→ What this task involves
What you return must match the listing below line for line, minus its pictures.

→ Record excerpts
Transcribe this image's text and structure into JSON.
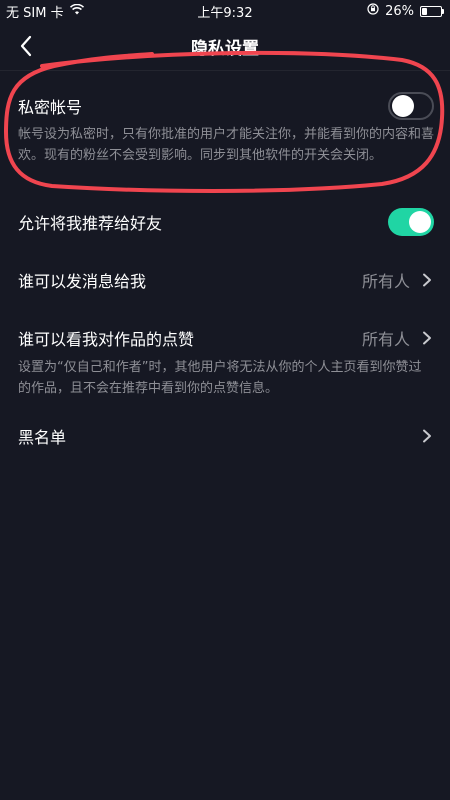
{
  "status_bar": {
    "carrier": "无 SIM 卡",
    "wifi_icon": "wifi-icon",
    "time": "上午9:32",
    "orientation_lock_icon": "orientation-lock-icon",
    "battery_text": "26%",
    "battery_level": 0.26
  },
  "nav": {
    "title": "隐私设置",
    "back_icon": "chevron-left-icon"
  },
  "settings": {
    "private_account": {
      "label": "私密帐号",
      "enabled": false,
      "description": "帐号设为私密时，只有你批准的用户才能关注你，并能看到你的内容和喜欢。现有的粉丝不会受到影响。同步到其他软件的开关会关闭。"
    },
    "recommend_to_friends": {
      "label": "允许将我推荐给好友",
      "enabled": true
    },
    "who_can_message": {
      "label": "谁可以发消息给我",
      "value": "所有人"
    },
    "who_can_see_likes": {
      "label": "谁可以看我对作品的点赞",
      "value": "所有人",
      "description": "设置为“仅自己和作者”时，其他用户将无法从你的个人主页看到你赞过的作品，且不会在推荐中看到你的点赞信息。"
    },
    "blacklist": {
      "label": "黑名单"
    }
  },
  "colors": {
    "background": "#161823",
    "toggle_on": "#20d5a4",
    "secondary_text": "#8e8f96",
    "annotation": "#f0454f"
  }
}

→ Written solution
Transcribe this image's text and structure into JSON.
{
  "status_bar": {
    "carrier": "无 SIM 卡",
    "wifi_icon": "wifi-icon",
    "time": "上午9:32",
    "orientation_lock_icon": "orientation-lock-icon",
    "battery_text": "26%",
    "battery_level": 0.26
  },
  "nav": {
    "title": "隐私设置",
    "back_icon": "chevron-left-icon"
  },
  "settings": {
    "private_account": {
      "label": "私密帐号",
      "enabled": false,
      "description": "帐号设为私密时，只有你批准的用户才能关注你，并能看到你的内容和喜欢。现有的粉丝不会受到影响。同步到其他软件的开关会关闭。"
    },
    "recommend_to_friends": {
      "label": "允许将我推荐给好友",
      "enabled": true
    },
    "who_can_message": {
      "label": "谁可以发消息给我",
      "value": "所有人"
    },
    "who_can_see_likes": {
      "label": "谁可以看我对作品的点赞",
      "value": "所有人",
      "description": "设置为“仅自己和作者”时，其他用户将无法从你的个人主页看到你赞过的作品，且不会在推荐中看到你的点赞信息。"
    },
    "blacklist": {
      "label": "黑名单"
    }
  },
  "colors": {
    "background": "#161823",
    "toggle_on": "#20d5a4",
    "secondary_text": "#8e8f96",
    "annotation": "#f0454f"
  }
}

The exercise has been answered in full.